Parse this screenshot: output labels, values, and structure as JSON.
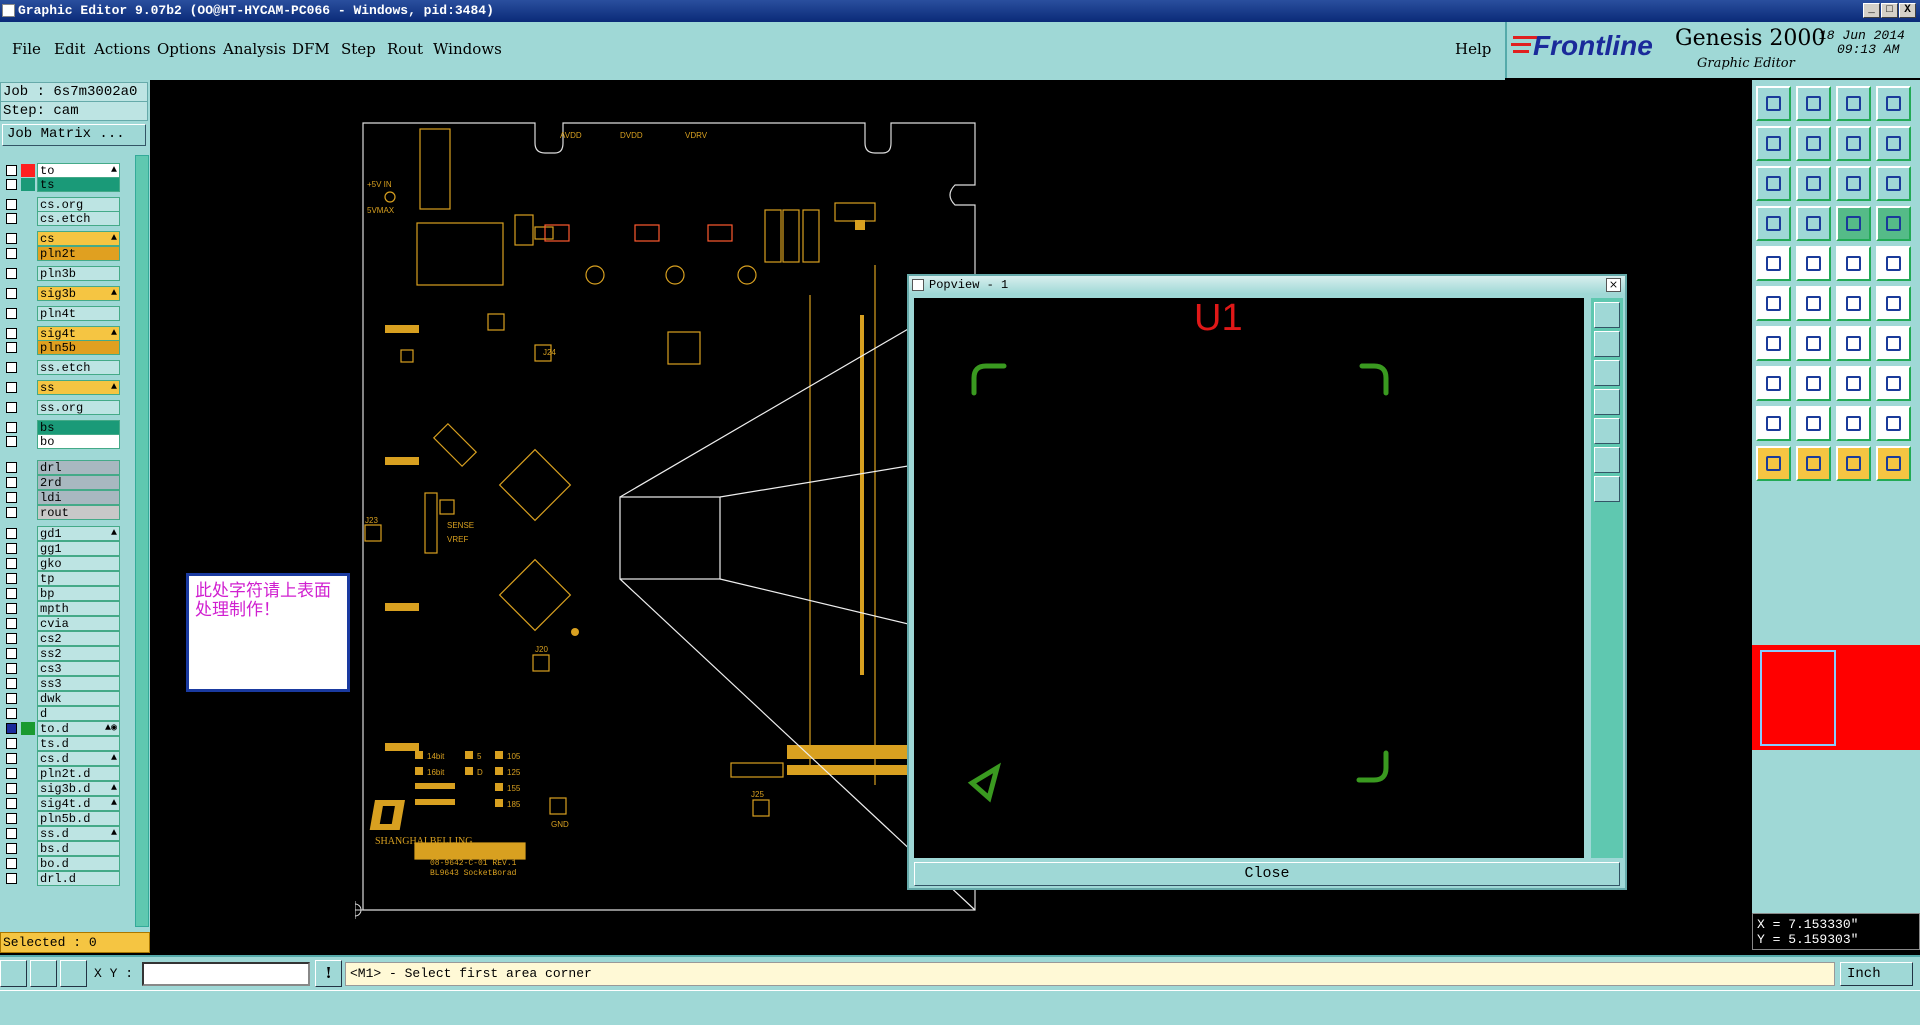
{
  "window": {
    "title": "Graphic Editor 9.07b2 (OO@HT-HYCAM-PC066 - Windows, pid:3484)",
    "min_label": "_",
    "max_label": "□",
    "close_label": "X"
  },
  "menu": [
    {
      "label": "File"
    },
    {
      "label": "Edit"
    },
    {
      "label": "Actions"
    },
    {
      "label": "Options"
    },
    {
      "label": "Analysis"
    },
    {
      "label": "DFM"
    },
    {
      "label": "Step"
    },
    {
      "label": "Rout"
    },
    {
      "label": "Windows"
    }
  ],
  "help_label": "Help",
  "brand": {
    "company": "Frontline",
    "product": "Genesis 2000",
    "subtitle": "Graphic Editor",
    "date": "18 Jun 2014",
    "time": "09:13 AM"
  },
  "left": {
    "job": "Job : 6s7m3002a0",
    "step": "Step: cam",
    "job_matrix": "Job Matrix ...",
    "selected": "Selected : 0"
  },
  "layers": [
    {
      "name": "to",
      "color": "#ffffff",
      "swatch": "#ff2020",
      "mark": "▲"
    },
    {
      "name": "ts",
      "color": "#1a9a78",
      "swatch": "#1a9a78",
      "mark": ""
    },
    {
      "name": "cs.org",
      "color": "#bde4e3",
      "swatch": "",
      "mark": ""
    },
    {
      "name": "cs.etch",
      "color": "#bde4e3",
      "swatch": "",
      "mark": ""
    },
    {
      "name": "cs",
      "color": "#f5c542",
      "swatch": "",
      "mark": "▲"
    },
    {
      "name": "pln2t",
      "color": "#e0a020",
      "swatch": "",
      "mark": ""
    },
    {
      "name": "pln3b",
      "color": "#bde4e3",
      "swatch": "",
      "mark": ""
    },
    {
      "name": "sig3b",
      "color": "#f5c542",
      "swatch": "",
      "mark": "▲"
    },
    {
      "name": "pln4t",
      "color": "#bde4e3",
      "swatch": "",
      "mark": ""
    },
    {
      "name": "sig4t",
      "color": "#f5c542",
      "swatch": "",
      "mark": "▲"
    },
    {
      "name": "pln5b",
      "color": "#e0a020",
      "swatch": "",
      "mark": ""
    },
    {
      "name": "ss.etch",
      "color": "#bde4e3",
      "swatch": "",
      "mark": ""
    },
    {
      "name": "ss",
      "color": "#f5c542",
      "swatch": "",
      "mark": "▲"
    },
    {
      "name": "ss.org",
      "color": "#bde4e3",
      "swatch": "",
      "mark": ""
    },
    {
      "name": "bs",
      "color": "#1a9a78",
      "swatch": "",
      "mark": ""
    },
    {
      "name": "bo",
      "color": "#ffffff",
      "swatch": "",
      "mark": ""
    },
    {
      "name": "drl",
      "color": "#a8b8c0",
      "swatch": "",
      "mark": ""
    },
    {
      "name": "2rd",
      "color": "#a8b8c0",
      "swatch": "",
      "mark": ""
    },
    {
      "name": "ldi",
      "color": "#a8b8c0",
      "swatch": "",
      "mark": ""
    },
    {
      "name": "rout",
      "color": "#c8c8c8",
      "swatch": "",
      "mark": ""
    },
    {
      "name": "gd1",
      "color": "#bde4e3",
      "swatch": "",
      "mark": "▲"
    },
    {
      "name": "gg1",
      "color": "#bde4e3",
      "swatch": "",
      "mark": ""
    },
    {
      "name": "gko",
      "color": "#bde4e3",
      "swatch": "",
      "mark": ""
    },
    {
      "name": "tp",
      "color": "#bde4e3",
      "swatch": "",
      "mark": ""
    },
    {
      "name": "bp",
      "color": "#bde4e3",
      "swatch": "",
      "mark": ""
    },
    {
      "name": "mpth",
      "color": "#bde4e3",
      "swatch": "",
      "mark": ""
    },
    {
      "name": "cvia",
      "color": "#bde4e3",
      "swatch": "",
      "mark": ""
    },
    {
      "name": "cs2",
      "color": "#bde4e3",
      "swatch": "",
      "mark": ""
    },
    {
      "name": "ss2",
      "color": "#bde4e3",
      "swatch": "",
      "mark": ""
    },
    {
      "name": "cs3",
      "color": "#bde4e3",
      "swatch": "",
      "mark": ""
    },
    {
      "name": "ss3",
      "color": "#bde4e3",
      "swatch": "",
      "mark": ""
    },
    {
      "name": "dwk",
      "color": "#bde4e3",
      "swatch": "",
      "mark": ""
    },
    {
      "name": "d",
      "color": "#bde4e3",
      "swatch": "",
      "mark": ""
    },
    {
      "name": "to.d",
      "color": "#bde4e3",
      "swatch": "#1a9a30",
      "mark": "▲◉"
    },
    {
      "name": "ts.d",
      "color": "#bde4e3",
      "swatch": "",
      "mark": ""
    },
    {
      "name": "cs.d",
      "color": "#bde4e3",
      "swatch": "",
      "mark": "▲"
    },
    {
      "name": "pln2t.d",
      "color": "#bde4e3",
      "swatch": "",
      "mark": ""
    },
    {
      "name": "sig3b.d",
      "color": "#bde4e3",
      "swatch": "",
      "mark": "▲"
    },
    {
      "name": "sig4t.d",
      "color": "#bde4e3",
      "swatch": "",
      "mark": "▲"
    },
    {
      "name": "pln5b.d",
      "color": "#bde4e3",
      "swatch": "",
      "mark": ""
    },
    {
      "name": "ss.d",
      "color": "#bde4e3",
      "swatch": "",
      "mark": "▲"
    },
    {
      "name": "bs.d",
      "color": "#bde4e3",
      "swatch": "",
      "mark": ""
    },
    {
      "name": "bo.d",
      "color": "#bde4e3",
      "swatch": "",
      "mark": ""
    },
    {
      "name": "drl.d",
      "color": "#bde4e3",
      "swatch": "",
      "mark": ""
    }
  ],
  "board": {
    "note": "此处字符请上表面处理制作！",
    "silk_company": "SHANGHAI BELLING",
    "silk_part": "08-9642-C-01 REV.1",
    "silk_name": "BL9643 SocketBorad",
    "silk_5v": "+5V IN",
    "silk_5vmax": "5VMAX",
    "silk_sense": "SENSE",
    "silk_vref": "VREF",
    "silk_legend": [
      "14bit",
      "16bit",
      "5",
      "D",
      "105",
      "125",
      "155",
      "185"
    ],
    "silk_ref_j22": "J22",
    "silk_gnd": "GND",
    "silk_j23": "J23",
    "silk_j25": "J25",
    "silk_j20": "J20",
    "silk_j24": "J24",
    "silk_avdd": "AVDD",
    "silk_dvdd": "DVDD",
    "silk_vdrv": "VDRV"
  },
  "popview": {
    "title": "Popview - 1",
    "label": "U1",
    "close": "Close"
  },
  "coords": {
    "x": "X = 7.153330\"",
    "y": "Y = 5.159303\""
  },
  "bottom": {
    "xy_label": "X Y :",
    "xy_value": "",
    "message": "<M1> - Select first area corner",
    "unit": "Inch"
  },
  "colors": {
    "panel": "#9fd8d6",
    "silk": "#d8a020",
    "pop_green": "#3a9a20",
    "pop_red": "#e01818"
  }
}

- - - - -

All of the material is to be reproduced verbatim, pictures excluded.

Answer to the problem:
Parse this screenshot: output labels, values, and structure as JSON.
{
  "window": {
    "title": "Graphic Editor 9.07b2 (OO@HT-HYCAM-PC066 - Windows, pid:3484)",
    "min_label": "_",
    "max_label": "□",
    "close_label": "X"
  },
  "menu": [
    {
      "label": "File"
    },
    {
      "label": "Edit"
    },
    {
      "label": "Actions"
    },
    {
      "label": "Options"
    },
    {
      "label": "Analysis"
    },
    {
      "label": "DFM"
    },
    {
      "label": "Step"
    },
    {
      "label": "Rout"
    },
    {
      "label": "Windows"
    }
  ],
  "help_label": "Help",
  "brand": {
    "company": "Frontline",
    "product": "Genesis 2000",
    "subtitle": "Graphic Editor",
    "date": "18 Jun 2014",
    "time": "09:13 AM"
  },
  "left": {
    "job": "Job : 6s7m3002a0",
    "step": "Step: cam",
    "job_matrix": "Job Matrix ...",
    "selected": "Selected : 0"
  },
  "layers": [
    {
      "name": "to",
      "color": "#ffffff",
      "swatch": "#ff2020",
      "mark": "▲"
    },
    {
      "name": "ts",
      "color": "#1a9a78",
      "swatch": "#1a9a78",
      "mark": ""
    },
    {
      "name": "cs.org",
      "color": "#bde4e3",
      "swatch": "",
      "mark": ""
    },
    {
      "name": "cs.etch",
      "color": "#bde4e3",
      "swatch": "",
      "mark": ""
    },
    {
      "name": "cs",
      "color": "#f5c542",
      "swatch": "",
      "mark": "▲"
    },
    {
      "name": "pln2t",
      "color": "#e0a020",
      "swatch": "",
      "mark": ""
    },
    {
      "name": "pln3b",
      "color": "#bde4e3",
      "swatch": "",
      "mark": ""
    },
    {
      "name": "sig3b",
      "color": "#f5c542",
      "swatch": "",
      "mark": "▲"
    },
    {
      "name": "pln4t",
      "color": "#bde4e3",
      "swatch": "",
      "mark": ""
    },
    {
      "name": "sig4t",
      "color": "#f5c542",
      "swatch": "",
      "mark": "▲"
    },
    {
      "name": "pln5b",
      "color": "#e0a020",
      "swatch": "",
      "mark": ""
    },
    {
      "name": "ss.etch",
      "color": "#bde4e3",
      "swatch": "",
      "mark": ""
    },
    {
      "name": "ss",
      "color": "#f5c542",
      "swatch": "",
      "mark": "▲"
    },
    {
      "name": "ss.org",
      "color": "#bde4e3",
      "swatch": "",
      "mark": ""
    },
    {
      "name": "bs",
      "color": "#1a9a78",
      "swatch": "",
      "mark": ""
    },
    {
      "name": "bo",
      "color": "#ffffff",
      "swatch": "",
      "mark": ""
    },
    {
      "name": "drl",
      "color": "#a8b8c0",
      "swatch": "",
      "mark": ""
    },
    {
      "name": "2rd",
      "color": "#a8b8c0",
      "swatch": "",
      "mark": ""
    },
    {
      "name": "ldi",
      "color": "#a8b8c0",
      "swatch": "",
      "mark": ""
    },
    {
      "name": "rout",
      "color": "#c8c8c8",
      "swatch": "",
      "mark": ""
    },
    {
      "name": "gd1",
      "color": "#bde4e3",
      "swatch": "",
      "mark": "▲"
    },
    {
      "name": "gg1",
      "color": "#bde4e3",
      "swatch": "",
      "mark": ""
    },
    {
      "name": "gko",
      "color": "#bde4e3",
      "swatch": "",
      "mark": ""
    },
    {
      "name": "tp",
      "color": "#bde4e3",
      "swatch": "",
      "mark": ""
    },
    {
      "name": "bp",
      "color": "#bde4e3",
      "swatch": "",
      "mark": ""
    },
    {
      "name": "mpth",
      "color": "#bde4e3",
      "swatch": "",
      "mark": ""
    },
    {
      "name": "cvia",
      "color": "#bde4e3",
      "swatch": "",
      "mark": ""
    },
    {
      "name": "cs2",
      "color": "#bde4e3",
      "swatch": "",
      "mark": ""
    },
    {
      "name": "ss2",
      "color": "#bde4e3",
      "swatch": "",
      "mark": ""
    },
    {
      "name": "cs3",
      "color": "#bde4e3",
      "swatch": "",
      "mark": ""
    },
    {
      "name": "ss3",
      "color": "#bde4e3",
      "swatch": "",
      "mark": ""
    },
    {
      "name": "dwk",
      "color": "#bde4e3",
      "swatch": "",
      "mark": ""
    },
    {
      "name": "d",
      "color": "#bde4e3",
      "swatch": "",
      "mark": ""
    },
    {
      "name": "to.d",
      "color": "#bde4e3",
      "swatch": "#1a9a30",
      "mark": "▲◉"
    },
    {
      "name": "ts.d",
      "color": "#bde4e3",
      "swatch": "",
      "mark": ""
    },
    {
      "name": "cs.d",
      "color": "#bde4e3",
      "swatch": "",
      "mark": "▲"
    },
    {
      "name": "pln2t.d",
      "color": "#bde4e3",
      "swatch": "",
      "mark": ""
    },
    {
      "name": "sig3b.d",
      "color": "#bde4e3",
      "swatch": "",
      "mark": "▲"
    },
    {
      "name": "sig4t.d",
      "color": "#bde4e3",
      "swatch": "",
      "mark": "▲"
    },
    {
      "name": "pln5b.d",
      "color": "#bde4e3",
      "swatch": "",
      "mark": ""
    },
    {
      "name": "ss.d",
      "color": "#bde4e3",
      "swatch": "",
      "mark": "▲"
    },
    {
      "name": "bs.d",
      "color": "#bde4e3",
      "swatch": "",
      "mark": ""
    },
    {
      "name": "bo.d",
      "color": "#bde4e3",
      "swatch": "",
      "mark": ""
    },
    {
      "name": "drl.d",
      "color": "#bde4e3",
      "swatch": "",
      "mark": ""
    }
  ],
  "board": {
    "note": "此处字符请上表面处理制作！",
    "silk_company": "SHANGHAI BELLING",
    "silk_part": "08-9642-C-01 REV.1",
    "silk_name": "BL9643 SocketBorad",
    "silk_5v": "+5V IN",
    "silk_5vmax": "5VMAX",
    "silk_sense": "SENSE",
    "silk_vref": "VREF",
    "silk_legend": [
      "14bit",
      "16bit",
      "5",
      "D",
      "105",
      "125",
      "155",
      "185"
    ],
    "silk_ref_j22": "J22",
    "silk_gnd": "GND",
    "silk_j23": "J23",
    "silk_j25": "J25",
    "silk_j20": "J20",
    "silk_j24": "J24",
    "silk_avdd": "AVDD",
    "silk_dvdd": "DVDD",
    "silk_vdrv": "VDRV"
  },
  "popview": {
    "title": "Popview - 1",
    "label": "U1",
    "close": "Close"
  },
  "coords": {
    "x": "X = 7.153330\"",
    "y": "Y = 5.159303\""
  },
  "bottom": {
    "xy_label": "X Y :",
    "xy_value": "",
    "message": "<M1> - Select first area corner",
    "unit": "Inch"
  },
  "colors": {
    "panel": "#9fd8d6",
    "silk": "#d8a020",
    "pop_green": "#3a9a20",
    "pop_red": "#e01818"
  }
}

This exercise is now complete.